I’ve had the pleasure, in my life, of being surrounded by wonderful musicians. Instrumentalists, vocalists, songwriters—I’ve known a bunch. One of my very best friends is an electronic music genius who goes by the name Travelogue. Another good friend of mine and former roommate is singer/songwriter Tyrone Wells. He’s amazingly talented. And that’s just a couple of examples. When I think of the people I know who make amazing music just in their spare time (I’m looking at you, Erick), it boggles my mind.
Unfortunately, my musical talents are not that great. I wouldn’t call myself a music aficionado or claim to have any particularly refreshing insights about the art form. And sadly, I haven’t followed the music scene much in the past several years. You will probably hardly ever see me post about music.
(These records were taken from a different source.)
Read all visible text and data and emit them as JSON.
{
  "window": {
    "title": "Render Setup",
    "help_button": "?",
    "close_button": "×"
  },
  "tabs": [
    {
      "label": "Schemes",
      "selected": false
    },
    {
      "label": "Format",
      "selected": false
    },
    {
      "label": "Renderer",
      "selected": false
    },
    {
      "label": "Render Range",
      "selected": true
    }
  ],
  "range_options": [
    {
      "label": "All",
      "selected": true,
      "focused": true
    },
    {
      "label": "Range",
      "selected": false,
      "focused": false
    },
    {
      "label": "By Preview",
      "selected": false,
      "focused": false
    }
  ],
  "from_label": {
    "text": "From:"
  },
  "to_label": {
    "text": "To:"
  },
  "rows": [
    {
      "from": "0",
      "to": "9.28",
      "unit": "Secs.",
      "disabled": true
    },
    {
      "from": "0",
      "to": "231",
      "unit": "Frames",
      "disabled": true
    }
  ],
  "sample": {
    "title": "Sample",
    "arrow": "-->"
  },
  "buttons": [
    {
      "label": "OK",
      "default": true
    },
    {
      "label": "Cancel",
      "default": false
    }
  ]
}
But I recently decided to try out Apple’s new streaming music service because (a) it’s free for three months and (b) I’ve missed music being a part of my life lately. Apple Music allows me to browse pretty much anything out there and discover stuff that wasn’t on my radar before. In that spirit, I stumbled across Joy Williams’s new solo album, Venus. And I’m kind of in love with it.
If you’re not familiar with Joy Williams, it’s probably because you don’t ever listen to quality music. Kidding! I’d known of Williams before now, as one half of the folksy singer/songwriter duo, The Civil Wars. I first heard of this band when they cut a haunting track for the movie The Hunger Games with Taylor Swift called “Safe and Sound.” After that I’d heard some of their music, but I never got around to delving deeper (though I’d always meant to). After listening to Venus, though, I immediately rectified that situation, and the experience was beautiful. Sadly, the The Civil Wars broke up in 2014.
If you’re already familiar with The Civil Wars, Venus is a stylistic departure from the sound that won her and her partner, Jon Paul White, four Grammy awards. But it’s every bit as brilliant. The opening track, “Before I Sleep,” is a powerful, adrenaline pumping theme that is reminiscent of Kate Bush’s “Running Up That Hill.” There’s no doubt Williams was inspired by Bush and probably other similar sirens such as Tori Amos. If you’re a fan of either of those songstresses, you should definitely check out Venus. I don’t think you’ll be disappointed.
Williams gets pretty soulful after her opener, but there’s not a track on this album that won’t hold your interest. It’s almost a concept album. “Before I Sleep” brings to mind images of a broken person with a long, arduous journey ahead of her. It ends with the stirring (possibly spiritual) “Welcome Home,” a track that may just move you to tears as it describes the overwhelming joy of finding you’re way back to where you belong, to the unconditional love that awaits you there.
Williams is an amazing vocalist, and that alone makes it worth checking out. But the production value of Venus isn’t lacking in any respect, either. The instrumentation is first rate, what you would expect from someone who was partly responsible for the unique (dare I say, groundbreaking?) sound of The Civil Wars.
I could go song by song and express what I thought of each one, but no one’s interested in that. I’ll just leave you with this: if you love brilliant, transcending music, you just might owe it to yourself to give Joy Williams’ Venus a listen. It’s one of those albums where every track is just so good. And that is a rare thing.